|Louise sighed as she parked her silver Kia Sephia in her garage. She sat there for five minutes and then picked up her briefcase and her purse before getting out of the car. What, she thought as she approached the front door, do I tell Lena. I can’t talk at career day, if I don’t have a job. Before she could get her key in the lock, the door opened and Nora Flat, her housekeeper-nanny, greeted her with a frown.
“What’s the matter, Nora,” she asks as the woman unlocked the security screen.
“My brother called from Phoenix today,” Nora stepped aside as Louise entered the house. “My mother fell and broke her hip. He wants me...”
“He wants you to stay with her when she gets out of the hospital.”
That’s a relief, she sit her briefcase on the floor and took her check book out of her purse, maybe I’ll have another job before Nora gets back and I won’t have to lay her off.
“Why don’t you take your vacation now,” she wrote a check and handed it to Nora. “I have some... unexpected time off, so I can handle things around here for four weeks.”
“Thank you.” Nora grabbed her sweater and purse off the hall tree and left.
Louise locked the security screen and closed the door. Then she went upstairs to her daughter’s room. Opening the door she peeked in, Lena lay on her bed fast asleep, with a Kindle lying by her side.
“Good”, Louise said going back to the stairs, “I don’t have to tell her until morning.”
Going into the kitchen, she made a fresh carafe of coffee. Then she went to the refrigerator, opened the freezer, and took out a pint of Death by Chocolate ice cream. Removing a spoon from the silverware drawer, she sat down at the table and began eating.
“What am I going to do?” She addressed the pint of ice cream. “I can’t go to career day without a career or at least a job.”
“Louise,” her grandmother’s voice echoed through the room. “Remember when God closes a door, He opens a window.”
“Granny,” she looked around room, “even dead you’re still mixing your metaphors.” At that moment, her cell phone ring.
She took the phone out of her jacket pocket, looked at the phone number, and pressed answer, “Nora, did you forget something?”
“How many boxes are in the living room?”
Getting up from the table, she poured a cup of coffee and went into the living room. She placed the cup on a side stand next to the couch and opened the first of six large boxes blocking the door to the entrance hall. A white business sized envelop, with her name on the front, lay on top of several books. Inside was a letter.
In accordance with our divorce agreement, I am sending you the children’s books we wrote and self-published. You may sell them, give them away, burn them, or put them in storage; I do not care. I do not want see them again.
Please, give Lena my love. Tell her Daddy will be sending her a birthday gift soon.
Your ex-love and husband,
She picked up the first book and smiled. On the cover, was a picture of a calico cat with white angel-like wings and the title “The Adventures of Cali the Flying Cat” by Louise Huston and illustrated by Syros Huston.

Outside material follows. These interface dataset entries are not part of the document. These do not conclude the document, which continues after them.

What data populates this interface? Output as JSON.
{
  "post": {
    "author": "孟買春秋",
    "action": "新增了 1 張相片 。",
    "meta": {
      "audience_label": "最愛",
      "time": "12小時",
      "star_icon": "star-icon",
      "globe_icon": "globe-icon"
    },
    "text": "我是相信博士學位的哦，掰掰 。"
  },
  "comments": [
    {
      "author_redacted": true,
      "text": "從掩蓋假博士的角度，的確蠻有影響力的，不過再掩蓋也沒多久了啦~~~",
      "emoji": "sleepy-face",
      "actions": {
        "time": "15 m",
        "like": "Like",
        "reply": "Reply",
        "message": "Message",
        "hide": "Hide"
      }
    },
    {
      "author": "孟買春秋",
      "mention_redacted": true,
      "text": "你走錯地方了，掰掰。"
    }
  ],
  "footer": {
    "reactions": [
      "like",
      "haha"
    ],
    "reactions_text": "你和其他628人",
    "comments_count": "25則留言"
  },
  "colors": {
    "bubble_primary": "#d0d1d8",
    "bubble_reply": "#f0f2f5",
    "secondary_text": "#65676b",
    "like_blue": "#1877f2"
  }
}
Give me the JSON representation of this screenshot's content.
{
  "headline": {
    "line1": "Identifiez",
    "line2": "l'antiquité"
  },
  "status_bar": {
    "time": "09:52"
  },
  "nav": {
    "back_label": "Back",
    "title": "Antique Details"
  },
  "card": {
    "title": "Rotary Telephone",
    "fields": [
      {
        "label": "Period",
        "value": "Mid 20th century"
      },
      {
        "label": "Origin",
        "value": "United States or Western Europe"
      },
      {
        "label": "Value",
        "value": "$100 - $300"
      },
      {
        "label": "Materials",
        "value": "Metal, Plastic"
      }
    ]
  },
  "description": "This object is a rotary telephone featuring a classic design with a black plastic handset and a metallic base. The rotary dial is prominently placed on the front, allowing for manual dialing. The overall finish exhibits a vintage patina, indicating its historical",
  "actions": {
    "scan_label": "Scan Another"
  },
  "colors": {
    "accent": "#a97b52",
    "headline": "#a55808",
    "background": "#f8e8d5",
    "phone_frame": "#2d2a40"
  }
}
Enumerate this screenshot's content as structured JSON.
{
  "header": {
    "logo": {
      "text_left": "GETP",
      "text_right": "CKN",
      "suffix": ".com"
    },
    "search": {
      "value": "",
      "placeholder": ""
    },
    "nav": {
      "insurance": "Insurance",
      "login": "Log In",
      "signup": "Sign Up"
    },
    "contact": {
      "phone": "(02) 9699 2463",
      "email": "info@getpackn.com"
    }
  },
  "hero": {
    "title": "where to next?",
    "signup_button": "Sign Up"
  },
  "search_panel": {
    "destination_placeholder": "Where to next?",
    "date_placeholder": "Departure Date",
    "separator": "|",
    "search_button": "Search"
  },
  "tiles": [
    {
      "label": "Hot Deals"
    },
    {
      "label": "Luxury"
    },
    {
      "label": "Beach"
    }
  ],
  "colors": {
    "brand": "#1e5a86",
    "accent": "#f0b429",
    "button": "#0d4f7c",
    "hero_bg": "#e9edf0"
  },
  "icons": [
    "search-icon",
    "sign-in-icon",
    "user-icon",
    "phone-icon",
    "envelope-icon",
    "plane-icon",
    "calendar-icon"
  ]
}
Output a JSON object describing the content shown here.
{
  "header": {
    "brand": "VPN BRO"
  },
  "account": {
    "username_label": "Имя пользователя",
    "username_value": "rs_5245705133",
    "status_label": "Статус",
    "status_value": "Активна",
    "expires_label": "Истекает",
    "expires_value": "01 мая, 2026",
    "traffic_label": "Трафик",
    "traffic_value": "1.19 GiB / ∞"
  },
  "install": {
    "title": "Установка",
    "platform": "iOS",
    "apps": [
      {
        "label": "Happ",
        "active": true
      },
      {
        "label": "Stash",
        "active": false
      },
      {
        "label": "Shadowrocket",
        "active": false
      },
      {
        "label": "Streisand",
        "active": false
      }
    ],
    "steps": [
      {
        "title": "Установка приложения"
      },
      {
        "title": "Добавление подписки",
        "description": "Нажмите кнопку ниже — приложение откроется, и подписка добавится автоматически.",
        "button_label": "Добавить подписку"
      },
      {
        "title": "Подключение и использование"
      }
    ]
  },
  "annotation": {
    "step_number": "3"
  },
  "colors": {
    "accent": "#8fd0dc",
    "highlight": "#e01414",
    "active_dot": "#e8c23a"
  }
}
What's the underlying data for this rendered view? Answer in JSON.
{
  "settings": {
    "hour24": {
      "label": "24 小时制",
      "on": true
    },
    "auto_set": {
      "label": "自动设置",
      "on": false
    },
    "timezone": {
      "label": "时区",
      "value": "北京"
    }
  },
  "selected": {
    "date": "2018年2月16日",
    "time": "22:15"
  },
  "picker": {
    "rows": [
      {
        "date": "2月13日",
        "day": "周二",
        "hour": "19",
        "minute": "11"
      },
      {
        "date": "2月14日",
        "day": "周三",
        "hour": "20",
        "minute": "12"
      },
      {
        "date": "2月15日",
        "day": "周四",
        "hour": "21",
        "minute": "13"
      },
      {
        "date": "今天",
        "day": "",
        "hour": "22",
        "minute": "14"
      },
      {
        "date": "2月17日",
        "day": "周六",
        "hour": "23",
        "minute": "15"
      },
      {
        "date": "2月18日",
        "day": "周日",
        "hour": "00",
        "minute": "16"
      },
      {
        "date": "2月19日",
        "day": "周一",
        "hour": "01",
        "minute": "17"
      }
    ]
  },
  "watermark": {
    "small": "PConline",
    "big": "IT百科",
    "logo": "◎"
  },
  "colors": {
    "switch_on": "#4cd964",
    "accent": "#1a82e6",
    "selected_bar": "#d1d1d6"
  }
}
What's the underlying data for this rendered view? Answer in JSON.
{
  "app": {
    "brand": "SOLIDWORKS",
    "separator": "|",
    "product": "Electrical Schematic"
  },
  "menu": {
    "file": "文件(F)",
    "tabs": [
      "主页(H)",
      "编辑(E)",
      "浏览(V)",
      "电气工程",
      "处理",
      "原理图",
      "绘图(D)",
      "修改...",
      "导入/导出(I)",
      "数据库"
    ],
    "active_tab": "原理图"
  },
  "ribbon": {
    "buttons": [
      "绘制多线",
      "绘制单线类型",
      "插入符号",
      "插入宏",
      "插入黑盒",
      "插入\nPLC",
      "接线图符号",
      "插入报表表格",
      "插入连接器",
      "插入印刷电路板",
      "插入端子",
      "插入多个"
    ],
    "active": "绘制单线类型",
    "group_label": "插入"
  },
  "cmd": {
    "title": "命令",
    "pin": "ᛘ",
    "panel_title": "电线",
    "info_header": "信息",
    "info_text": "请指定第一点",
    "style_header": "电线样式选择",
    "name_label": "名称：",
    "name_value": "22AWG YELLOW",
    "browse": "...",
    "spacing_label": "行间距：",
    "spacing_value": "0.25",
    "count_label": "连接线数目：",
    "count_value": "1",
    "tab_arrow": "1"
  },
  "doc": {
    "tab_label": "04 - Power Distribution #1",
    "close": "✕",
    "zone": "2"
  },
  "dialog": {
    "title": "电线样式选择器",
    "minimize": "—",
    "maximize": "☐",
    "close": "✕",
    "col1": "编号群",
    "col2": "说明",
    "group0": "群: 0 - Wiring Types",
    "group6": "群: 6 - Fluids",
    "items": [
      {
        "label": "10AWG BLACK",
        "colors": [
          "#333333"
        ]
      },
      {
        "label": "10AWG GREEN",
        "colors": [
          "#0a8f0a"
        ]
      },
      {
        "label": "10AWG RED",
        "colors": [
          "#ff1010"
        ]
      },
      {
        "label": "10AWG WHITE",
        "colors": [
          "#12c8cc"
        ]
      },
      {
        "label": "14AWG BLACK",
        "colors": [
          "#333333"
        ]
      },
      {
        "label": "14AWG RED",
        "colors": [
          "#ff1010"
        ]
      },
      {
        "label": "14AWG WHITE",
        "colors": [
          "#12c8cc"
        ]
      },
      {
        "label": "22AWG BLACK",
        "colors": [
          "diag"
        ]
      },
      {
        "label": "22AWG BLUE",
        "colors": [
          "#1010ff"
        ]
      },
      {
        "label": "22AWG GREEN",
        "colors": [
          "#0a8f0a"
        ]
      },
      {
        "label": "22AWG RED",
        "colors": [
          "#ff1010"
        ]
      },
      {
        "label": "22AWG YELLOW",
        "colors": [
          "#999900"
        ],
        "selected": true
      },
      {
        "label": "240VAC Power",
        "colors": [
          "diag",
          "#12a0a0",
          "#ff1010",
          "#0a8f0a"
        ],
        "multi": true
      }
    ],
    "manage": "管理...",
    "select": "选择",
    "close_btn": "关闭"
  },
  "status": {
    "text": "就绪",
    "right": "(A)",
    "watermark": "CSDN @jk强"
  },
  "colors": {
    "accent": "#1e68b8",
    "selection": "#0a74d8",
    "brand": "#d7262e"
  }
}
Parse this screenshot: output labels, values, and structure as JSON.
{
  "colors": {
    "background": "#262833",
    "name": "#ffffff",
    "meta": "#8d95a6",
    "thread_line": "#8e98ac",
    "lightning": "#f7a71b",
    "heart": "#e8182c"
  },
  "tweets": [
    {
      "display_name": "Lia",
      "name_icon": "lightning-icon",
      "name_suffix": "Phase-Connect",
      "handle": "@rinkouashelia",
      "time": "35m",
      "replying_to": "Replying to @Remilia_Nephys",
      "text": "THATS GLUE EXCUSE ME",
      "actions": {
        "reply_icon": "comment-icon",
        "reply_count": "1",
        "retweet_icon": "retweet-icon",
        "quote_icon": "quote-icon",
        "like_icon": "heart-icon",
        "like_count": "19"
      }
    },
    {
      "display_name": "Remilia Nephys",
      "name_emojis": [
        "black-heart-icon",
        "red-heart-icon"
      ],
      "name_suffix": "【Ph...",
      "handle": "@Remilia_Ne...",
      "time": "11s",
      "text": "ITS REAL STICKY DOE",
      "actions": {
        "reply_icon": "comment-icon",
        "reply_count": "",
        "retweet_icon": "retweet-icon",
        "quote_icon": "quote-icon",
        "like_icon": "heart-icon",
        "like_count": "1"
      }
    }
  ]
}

“Well,” she said sitting down on the couch and picking up her coffee. “I guess Granny was right God does open up a window when He closes a door. I just hope Lena isn’t upset when I talk about the trials and tribulations of being a self-published author instead of a successful office manager.”
The next day, after putting Lena on the bus Louise put forty books, enough for each student in Lena’s class, in the car and drove to Morris Elementary. At the school, with the help of the Principle Jones, she put the books onto lunch cart and rolled it into Lena’s class. Principle Jones leaned down and whispered something into the teacher ear.
“Our next parent,” said Ms. Hatfield “is Mrs. Louise Huston, Lena’s mother, who is a successful self-publish author. Mrs. Huston has brought a book for each of you. Lena, would you like to help me pass them out.”
“Yes,” Lena’s face glowed as she laid a book on each classmate’s desk.